The Wisdom of PelÃ©? That comes the morning after having two of these. I’ve got a punch version I’ll be putting on the site soon as well, the Wrath of PelÃ©, as soon as I can get a few more “volunteers”.
When celebrating Don the Beachcomber’s legacy, or his recent birthday (Feb. 22d), what better way to remember the man than through his signature 1-2 punch of Bitters and Pastis (Herbsaint preferred, Pernod in a pinch), and the drink I think really brings it out best, the Test Pilot.
The bitters/pastis combination adds a lot of complexity and roundedness to the drink. Pastis, Herbsaint in particular (drop the R, rearrange the letters to find the origin), in small amounts, adds the strange sweetness of anise, while extending the life of the flavor. For my palate, it’s almost like an envelope, wrapping a bit around the rest of the flavors, keeping them together. The bitters, in this case Angostura, gives a nice spicy start and clove and sarsaparilla-like depth to the drink. Combined, the two are a bit of a circle and spike to the drink, if I can be allowed to make such a visual example of the taste.
The Test Pilot, according to the Grog Log, is by Don the Beachcomber circa 1941, and for my money, is one of the top examples of Don’s mastery of mixology.

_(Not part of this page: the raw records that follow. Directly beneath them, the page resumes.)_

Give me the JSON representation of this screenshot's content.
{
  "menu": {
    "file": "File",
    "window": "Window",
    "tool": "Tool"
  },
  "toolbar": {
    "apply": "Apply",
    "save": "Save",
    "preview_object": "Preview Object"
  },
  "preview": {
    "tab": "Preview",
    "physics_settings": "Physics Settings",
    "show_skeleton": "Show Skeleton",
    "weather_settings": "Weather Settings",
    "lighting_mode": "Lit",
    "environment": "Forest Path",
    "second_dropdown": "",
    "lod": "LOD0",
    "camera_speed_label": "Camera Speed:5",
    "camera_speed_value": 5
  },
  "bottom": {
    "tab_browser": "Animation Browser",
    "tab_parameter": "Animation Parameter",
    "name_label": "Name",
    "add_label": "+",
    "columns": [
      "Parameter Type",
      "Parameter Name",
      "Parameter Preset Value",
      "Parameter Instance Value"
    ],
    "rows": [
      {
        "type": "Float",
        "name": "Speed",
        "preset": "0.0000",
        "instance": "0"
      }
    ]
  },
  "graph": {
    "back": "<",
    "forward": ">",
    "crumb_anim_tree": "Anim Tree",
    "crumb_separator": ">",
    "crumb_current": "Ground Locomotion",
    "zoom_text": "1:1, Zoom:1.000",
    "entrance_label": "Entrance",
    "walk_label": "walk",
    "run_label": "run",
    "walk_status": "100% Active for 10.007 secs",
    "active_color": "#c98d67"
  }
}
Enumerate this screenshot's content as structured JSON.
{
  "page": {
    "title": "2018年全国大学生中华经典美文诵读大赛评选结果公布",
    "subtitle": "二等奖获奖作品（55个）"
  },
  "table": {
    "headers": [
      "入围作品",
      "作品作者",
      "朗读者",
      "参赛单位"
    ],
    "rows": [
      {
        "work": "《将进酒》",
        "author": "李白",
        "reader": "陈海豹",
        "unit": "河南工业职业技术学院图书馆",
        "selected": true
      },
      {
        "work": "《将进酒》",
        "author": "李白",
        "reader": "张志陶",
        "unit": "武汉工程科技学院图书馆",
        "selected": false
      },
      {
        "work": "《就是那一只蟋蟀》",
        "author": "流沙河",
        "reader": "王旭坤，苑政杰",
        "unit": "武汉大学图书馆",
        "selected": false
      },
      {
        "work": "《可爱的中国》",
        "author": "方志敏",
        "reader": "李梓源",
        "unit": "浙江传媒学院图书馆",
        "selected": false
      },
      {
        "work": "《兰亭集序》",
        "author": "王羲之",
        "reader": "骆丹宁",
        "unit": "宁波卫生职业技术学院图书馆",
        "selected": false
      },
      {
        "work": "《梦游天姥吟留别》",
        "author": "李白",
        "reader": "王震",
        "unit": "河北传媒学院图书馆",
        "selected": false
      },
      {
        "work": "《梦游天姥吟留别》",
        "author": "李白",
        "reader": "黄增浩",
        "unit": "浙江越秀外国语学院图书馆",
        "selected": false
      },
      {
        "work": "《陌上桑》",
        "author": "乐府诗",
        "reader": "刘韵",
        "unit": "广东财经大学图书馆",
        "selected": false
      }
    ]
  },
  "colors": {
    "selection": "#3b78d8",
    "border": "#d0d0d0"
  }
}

Test Pilot (source Beachbum Berry’s Grog Log)
- 1/2 ounce Lime
- 1/2 ounce Falernum
- 1/2 ounce Cointreau (3 tsp in Grog Log, same measurement)
- 3/4 ounce Light Puerto Rican Rum (Don Q Cristal recommended)
- 1 1/2 ounce Dark Jamaican Rum (Coruba recommended)
- dash Bitters
- dash Herbsaint
Mix/Blend with 1 cup crushed ice, pour into Double Rocks glass. Add crushed ice to fill.
One thing I notice while making this drink is that it really makes the falernum shine. Using more of a sweetening falernum, like Velvet Falernum, makes a very good drink, but using a spicy homemade, like Paul’s Falernum #8 really brings out all the spice and complexity the drink has to offer. My last batch of Falernum, similar to Paul’s but double the spice, and adding one whole star anise, comes heavily and heartily recommended.
And of course, this will be on the menu for the March 18th Tiki Third Tuesday at Teardrop Lounge! Shameless self-promotion? You got it!
The word Aku-Aku can refer to a few things, one being the movement of a heavy flat bottomed object, and the other being a spiritual guide. It appears to be a rarotongan term, so the reality is anybody’s guess. But certainly you’ll be guided, spiritually to get your flat-bottomed object to a Trader Vic’s sometime for their delicious frozen concoction, the Aku-Aku.
Trader Vic’s Aku-Aku (Source: Trader Vic’s Tiki Party!)
- 1 ounce white rum
- 1/2 ounce peach liqueur
- 1/2 ounce lime juice
- 2 ounces fresh pineapple chunks
- 8-10 large fresh mint leaves
- dash simple syrup
- 1 1/2 cups crushed ice
Blend until smooth, garnish with mint sprig and pineapple wedge
It’s a tasty drink, not a lot of booze but plenty of flavor. The mint makes it really nice and refreshing, and since it’s blended, the mint leaves aren’t a thready or interruptive texture. As well, as the bum pointed out, it’s a direct rip-off of Don the Beachcomber’s Missionary’s Downfall, with just a bit of difference in the amount of lime used (add about another ounce). Imitation is the sincerest form of flattery, so they say.
Blend, drink, and enjoy!